The takedown of the federal Defense of Marriage Act (DOMA) in the face of a recent U.S. Supreme Court ruling means that same-sex couples may now access federal benefits on the same basis as other married couples - and that agencies throughout the federal government are scrambling to comply with the new ruling.
Attorney Scott McVarish at the Immigration Law Office of Los Angeles, P.C. has a long history fighting for the rights of LGBT individuals and couples. His past work includes successfully defending teachers who were subjected to discrimination based on their sexual orientation. He also litigated against school boards who were attempting to discriminate against their employees based on sexual orientation and forced settlements strengthening those school districts antidiscrimination policies. His work was featured on NBC Dateline.
At the Immigration Law Office of Los Angeles, P.C., attorney Scott McVarish has decades of experience fighting for the rights of same-sex couples. He has teamed up with experienced attorneys at Lambda Legal and other defense funds to protect the rights of same-sex married couples when it comes to immigration and other issues. His work was featured on NBC Dateline.
With so many changes happening in relation to same-sex marriage, attorney McVarish wants to make sure all potentially affected immigrant couples fully understand their rights.
In the wake of the U.S. Supreme Court’s recent decision to strike down the federal Defense of Marriage Act (DOMA), federal agencies across the board are scrambling to institute new procedures that grant same-sex married couples the same rights and benefits that other married couples have enjoyed for years.
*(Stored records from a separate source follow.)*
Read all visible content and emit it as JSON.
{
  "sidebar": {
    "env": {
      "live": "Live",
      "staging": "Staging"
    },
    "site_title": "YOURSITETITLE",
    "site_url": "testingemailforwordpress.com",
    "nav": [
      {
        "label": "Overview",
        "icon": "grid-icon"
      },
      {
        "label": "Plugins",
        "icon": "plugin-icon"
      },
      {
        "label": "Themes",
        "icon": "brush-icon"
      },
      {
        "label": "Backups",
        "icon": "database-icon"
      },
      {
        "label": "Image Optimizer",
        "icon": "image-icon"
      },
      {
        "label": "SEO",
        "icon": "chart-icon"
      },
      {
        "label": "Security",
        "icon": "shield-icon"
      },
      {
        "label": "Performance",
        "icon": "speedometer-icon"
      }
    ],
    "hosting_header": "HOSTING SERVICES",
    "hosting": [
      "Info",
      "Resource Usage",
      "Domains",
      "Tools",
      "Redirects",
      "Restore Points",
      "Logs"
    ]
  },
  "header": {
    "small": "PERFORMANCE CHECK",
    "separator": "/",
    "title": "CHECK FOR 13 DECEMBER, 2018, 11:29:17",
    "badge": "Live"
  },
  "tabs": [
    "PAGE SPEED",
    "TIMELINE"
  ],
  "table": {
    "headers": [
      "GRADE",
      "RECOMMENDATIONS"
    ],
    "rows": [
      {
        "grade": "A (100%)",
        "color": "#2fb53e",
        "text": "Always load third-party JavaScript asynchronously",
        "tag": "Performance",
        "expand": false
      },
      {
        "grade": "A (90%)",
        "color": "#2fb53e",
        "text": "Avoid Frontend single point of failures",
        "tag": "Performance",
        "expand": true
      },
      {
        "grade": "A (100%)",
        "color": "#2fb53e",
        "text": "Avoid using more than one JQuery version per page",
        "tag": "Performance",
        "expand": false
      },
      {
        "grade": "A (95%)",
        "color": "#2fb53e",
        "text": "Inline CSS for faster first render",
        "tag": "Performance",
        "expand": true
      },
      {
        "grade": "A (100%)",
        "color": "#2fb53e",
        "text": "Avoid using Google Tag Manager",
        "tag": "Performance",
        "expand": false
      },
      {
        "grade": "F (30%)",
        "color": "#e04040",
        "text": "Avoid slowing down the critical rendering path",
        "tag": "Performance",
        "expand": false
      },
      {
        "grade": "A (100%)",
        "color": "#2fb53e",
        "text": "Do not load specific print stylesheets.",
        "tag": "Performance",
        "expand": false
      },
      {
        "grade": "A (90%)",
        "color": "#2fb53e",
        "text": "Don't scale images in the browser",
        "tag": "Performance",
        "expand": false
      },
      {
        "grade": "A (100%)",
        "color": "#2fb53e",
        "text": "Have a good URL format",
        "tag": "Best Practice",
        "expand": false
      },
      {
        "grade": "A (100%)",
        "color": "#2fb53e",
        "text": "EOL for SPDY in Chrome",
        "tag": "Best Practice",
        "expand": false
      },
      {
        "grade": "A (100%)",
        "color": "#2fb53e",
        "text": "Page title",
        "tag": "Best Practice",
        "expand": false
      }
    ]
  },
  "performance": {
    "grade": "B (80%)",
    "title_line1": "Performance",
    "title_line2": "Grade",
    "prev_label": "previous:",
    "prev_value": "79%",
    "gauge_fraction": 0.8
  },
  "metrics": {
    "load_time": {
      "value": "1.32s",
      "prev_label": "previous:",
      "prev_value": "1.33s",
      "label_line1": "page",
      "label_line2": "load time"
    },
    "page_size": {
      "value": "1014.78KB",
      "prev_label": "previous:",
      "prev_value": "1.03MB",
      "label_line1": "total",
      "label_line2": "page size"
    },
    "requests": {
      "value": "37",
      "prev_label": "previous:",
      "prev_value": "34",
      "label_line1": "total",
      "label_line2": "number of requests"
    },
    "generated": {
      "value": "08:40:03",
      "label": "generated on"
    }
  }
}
One of these opportunities is the chance to file for green card status based on the citizenship or permanent residency of a spouse.